- Records to process:
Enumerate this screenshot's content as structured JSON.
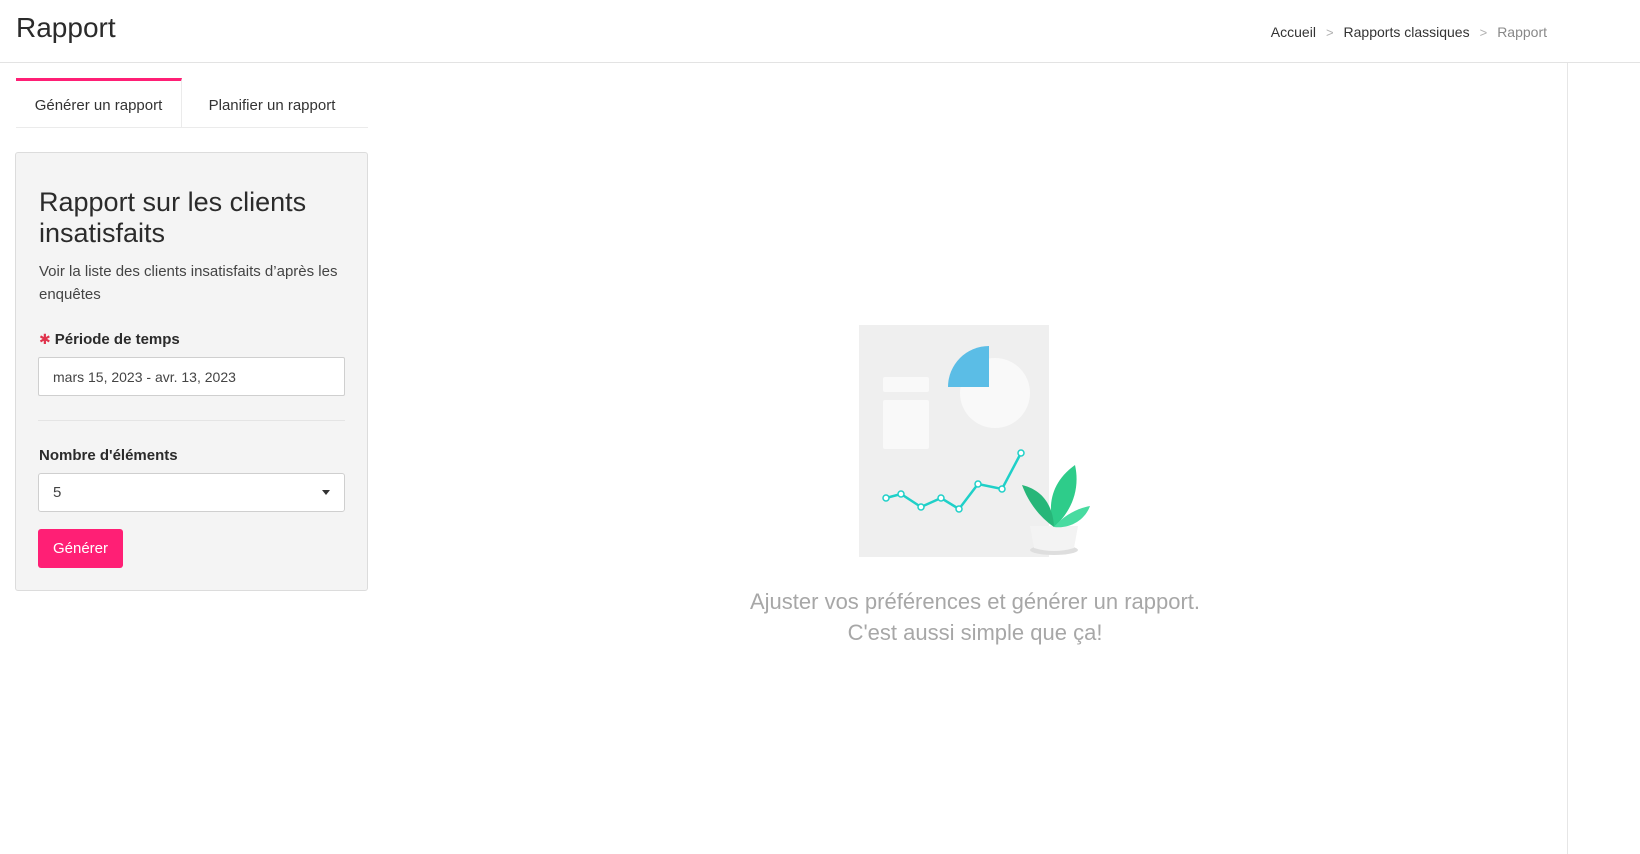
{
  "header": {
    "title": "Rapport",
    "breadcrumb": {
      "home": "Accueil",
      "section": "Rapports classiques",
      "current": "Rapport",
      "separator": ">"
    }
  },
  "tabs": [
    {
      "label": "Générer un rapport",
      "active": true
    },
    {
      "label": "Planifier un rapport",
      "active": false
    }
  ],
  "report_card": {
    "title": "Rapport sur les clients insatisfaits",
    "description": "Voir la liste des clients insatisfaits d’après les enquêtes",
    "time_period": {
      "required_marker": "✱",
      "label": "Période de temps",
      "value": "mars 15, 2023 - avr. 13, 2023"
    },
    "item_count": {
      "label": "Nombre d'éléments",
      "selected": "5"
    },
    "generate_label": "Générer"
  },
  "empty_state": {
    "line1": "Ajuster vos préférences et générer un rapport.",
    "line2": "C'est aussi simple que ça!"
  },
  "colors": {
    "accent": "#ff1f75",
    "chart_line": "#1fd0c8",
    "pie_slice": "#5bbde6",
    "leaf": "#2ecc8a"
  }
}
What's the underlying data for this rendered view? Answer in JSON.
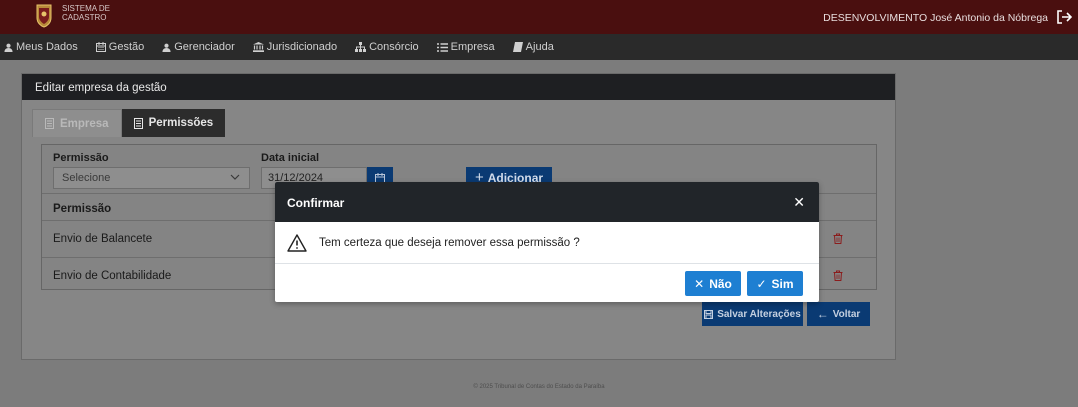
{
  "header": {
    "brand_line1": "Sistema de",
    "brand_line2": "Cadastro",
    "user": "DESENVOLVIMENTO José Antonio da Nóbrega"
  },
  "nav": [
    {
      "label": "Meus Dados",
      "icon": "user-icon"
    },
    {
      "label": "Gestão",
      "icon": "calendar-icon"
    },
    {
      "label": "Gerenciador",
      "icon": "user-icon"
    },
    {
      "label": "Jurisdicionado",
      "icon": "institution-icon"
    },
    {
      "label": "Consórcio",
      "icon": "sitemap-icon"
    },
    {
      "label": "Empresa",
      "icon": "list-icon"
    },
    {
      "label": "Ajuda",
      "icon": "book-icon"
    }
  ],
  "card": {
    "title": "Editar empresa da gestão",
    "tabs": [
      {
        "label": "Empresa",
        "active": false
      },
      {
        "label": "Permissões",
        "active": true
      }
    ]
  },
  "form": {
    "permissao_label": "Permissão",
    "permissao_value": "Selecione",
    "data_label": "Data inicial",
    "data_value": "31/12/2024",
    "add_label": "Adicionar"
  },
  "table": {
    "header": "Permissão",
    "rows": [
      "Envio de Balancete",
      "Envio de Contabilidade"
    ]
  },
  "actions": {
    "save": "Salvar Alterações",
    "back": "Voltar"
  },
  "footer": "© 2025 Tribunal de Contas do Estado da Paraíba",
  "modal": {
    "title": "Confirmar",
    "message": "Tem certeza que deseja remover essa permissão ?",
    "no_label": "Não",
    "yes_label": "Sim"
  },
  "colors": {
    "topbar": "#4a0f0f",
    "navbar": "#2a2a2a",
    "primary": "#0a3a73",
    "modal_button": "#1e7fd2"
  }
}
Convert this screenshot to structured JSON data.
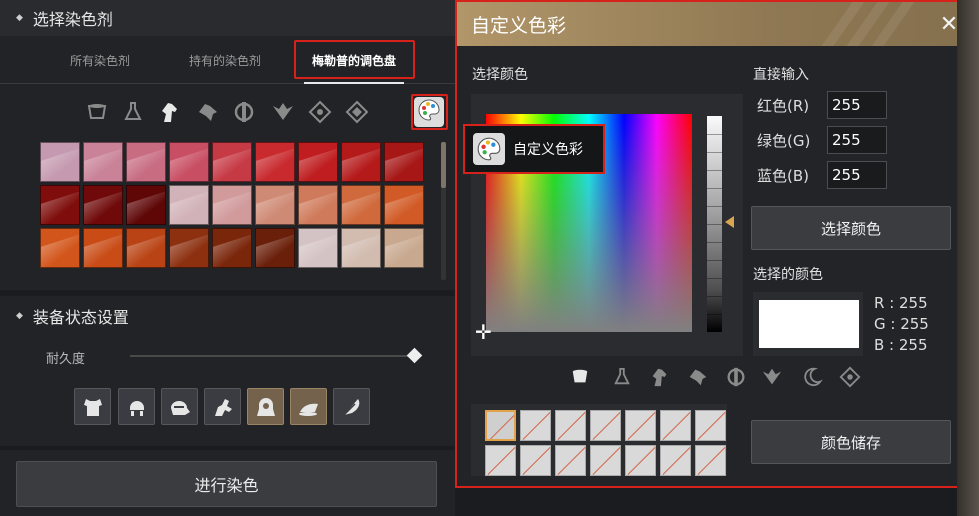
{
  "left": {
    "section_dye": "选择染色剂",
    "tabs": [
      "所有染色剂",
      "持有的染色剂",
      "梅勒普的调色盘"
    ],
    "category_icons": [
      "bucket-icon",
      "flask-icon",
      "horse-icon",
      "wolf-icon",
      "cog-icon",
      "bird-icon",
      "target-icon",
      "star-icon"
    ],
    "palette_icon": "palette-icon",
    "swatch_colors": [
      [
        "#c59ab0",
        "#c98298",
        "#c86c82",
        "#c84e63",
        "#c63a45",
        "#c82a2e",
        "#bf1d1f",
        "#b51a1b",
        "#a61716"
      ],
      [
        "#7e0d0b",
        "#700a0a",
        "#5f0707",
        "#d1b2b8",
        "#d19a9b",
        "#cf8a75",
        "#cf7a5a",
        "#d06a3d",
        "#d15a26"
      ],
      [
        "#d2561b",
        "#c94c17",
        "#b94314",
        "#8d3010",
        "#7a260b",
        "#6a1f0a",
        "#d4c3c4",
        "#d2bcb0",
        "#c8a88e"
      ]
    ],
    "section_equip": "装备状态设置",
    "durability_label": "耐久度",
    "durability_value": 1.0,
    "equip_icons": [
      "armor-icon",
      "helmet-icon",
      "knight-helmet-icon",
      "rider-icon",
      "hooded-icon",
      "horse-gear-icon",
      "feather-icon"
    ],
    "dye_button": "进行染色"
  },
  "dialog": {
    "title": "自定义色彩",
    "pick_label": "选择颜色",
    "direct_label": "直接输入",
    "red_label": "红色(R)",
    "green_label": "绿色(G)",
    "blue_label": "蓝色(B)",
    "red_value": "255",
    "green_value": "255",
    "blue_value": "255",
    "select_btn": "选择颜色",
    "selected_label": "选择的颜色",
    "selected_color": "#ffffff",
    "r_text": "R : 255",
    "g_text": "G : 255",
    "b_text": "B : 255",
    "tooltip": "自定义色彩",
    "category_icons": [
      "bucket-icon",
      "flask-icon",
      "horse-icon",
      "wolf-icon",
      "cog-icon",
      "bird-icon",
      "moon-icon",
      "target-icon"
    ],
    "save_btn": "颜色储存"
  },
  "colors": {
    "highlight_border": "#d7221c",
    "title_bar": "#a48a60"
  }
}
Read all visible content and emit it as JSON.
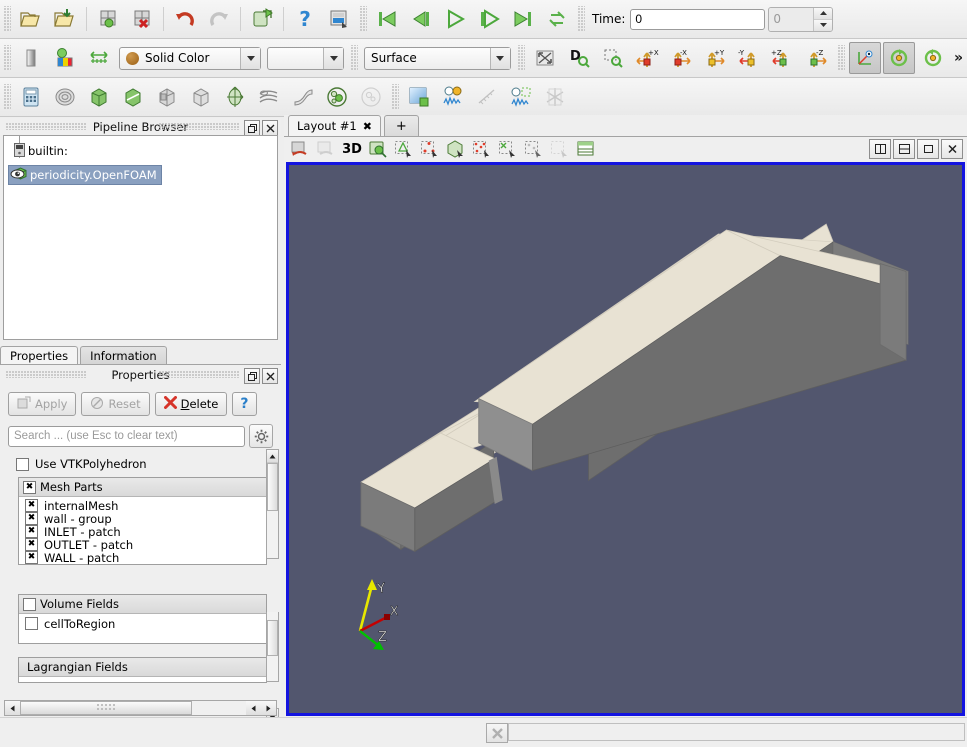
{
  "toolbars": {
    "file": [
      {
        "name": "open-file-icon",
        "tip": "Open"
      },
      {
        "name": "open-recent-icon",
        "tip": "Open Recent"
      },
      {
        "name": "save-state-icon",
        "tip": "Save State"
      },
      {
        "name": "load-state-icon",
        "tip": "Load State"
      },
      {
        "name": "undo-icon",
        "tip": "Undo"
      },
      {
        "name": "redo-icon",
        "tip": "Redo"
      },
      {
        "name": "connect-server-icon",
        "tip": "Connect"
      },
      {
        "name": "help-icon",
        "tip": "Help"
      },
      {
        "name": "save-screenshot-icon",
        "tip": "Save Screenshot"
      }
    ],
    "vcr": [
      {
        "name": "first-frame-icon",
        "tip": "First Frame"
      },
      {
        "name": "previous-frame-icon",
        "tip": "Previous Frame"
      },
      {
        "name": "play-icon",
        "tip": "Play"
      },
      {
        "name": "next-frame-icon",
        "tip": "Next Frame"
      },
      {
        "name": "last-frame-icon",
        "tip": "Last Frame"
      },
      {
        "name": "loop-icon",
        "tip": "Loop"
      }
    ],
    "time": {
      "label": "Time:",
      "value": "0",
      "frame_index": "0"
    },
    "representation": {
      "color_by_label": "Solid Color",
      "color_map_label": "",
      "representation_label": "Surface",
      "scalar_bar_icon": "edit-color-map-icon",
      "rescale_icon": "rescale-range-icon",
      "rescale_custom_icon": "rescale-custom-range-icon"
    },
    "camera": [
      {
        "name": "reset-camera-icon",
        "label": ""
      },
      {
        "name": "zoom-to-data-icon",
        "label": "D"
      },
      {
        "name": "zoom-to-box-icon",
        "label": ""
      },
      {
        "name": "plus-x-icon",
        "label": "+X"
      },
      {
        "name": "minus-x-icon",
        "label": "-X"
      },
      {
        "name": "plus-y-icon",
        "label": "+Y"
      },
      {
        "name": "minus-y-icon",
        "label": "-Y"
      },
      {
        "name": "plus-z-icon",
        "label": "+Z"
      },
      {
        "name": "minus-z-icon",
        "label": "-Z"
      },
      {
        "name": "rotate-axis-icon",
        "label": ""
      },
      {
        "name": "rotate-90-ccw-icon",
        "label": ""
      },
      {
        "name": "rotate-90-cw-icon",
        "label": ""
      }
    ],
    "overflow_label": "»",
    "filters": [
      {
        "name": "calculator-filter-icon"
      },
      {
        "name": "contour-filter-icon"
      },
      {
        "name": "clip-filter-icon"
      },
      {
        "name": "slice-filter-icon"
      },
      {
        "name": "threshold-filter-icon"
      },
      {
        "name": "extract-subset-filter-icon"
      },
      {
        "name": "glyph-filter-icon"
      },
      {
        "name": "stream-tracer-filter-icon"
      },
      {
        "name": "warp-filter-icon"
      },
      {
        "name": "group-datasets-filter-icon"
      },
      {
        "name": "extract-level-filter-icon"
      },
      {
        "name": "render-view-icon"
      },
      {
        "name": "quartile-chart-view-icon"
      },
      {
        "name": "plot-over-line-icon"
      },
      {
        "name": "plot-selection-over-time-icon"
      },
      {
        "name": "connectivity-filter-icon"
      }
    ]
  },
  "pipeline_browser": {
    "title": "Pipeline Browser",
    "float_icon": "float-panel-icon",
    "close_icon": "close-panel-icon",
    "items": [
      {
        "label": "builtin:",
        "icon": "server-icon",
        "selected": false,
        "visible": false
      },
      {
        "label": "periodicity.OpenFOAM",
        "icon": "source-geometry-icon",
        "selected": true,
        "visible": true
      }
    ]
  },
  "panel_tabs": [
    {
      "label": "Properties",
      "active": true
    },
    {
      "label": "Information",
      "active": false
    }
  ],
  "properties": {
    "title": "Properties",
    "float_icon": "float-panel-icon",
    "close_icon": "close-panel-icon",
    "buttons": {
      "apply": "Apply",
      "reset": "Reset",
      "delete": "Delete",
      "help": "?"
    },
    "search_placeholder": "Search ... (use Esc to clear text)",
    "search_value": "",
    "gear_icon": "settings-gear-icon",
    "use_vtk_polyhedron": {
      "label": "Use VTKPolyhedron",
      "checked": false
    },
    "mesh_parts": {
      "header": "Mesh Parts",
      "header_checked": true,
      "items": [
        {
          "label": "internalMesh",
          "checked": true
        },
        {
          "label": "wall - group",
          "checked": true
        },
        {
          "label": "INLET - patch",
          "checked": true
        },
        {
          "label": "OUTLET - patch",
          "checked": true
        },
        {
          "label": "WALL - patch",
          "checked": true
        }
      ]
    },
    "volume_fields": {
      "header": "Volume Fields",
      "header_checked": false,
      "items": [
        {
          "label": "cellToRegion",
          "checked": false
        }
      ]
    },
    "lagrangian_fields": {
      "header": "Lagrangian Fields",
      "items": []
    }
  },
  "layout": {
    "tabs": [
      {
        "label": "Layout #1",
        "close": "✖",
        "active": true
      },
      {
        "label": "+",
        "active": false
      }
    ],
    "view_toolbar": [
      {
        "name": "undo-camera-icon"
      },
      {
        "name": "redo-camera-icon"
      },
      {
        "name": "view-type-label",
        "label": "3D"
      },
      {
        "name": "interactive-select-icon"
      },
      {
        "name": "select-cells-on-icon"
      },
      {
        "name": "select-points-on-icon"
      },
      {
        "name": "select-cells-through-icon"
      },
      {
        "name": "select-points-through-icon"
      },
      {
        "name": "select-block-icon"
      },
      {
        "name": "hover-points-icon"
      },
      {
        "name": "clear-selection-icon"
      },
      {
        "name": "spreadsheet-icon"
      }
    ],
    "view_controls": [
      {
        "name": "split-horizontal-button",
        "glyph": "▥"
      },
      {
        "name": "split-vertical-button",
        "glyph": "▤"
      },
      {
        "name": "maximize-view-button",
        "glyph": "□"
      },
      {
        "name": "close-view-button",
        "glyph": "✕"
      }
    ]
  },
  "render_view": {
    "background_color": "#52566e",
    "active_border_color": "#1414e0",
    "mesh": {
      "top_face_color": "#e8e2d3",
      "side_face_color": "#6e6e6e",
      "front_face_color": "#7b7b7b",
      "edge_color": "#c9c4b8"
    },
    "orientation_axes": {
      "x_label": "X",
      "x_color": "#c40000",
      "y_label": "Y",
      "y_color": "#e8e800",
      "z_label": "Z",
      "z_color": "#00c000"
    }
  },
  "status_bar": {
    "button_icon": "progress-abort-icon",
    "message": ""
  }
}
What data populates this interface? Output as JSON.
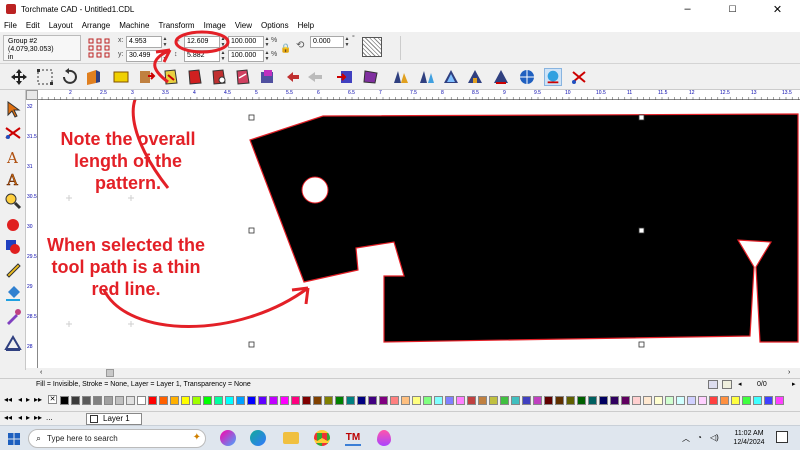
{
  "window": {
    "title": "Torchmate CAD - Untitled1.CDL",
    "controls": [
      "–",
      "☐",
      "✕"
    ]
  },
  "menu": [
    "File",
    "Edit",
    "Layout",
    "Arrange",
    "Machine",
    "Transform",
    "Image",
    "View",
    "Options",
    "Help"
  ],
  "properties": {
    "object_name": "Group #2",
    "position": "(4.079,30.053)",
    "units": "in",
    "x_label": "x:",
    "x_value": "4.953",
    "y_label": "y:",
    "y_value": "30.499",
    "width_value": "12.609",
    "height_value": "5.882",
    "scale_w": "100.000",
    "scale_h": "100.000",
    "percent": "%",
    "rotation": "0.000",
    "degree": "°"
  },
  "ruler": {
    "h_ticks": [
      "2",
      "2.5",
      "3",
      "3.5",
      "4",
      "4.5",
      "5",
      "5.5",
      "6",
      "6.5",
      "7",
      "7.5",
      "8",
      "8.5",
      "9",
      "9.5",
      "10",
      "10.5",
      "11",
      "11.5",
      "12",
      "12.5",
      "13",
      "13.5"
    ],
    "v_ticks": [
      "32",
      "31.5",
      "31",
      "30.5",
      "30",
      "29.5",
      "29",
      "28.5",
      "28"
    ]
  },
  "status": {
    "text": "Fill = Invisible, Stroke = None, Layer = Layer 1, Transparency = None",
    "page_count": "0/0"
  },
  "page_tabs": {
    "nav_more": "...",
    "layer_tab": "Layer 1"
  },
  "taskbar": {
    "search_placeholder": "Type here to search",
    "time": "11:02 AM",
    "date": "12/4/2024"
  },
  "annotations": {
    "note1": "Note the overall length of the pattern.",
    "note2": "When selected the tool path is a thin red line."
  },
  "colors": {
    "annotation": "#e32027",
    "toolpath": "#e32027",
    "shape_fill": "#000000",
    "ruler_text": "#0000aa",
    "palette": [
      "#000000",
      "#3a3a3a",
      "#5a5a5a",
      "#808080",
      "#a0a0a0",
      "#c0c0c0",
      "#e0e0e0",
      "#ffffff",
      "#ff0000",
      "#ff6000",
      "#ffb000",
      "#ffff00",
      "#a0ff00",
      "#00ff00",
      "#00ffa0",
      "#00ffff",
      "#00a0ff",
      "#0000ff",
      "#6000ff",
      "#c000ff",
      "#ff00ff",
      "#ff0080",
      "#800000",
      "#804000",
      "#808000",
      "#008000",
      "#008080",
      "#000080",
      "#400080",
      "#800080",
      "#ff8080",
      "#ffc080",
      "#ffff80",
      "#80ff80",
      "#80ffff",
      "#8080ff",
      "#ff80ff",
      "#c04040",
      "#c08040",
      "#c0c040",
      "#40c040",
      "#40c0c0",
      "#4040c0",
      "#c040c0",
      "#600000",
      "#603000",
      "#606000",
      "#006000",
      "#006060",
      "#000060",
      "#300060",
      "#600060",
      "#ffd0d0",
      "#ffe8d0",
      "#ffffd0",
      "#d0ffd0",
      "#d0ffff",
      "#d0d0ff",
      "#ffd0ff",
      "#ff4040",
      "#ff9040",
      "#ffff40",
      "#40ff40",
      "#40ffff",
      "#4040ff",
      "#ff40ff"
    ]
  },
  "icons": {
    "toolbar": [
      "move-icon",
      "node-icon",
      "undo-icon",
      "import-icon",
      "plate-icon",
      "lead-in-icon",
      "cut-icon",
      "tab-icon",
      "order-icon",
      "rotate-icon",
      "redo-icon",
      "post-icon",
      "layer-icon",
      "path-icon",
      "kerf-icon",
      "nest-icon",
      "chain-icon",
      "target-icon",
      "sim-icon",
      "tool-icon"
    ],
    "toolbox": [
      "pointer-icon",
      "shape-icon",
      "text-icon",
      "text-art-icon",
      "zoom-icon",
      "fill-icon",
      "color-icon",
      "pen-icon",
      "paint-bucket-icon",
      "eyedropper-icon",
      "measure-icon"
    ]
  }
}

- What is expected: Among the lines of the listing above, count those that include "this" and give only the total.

- Result: 4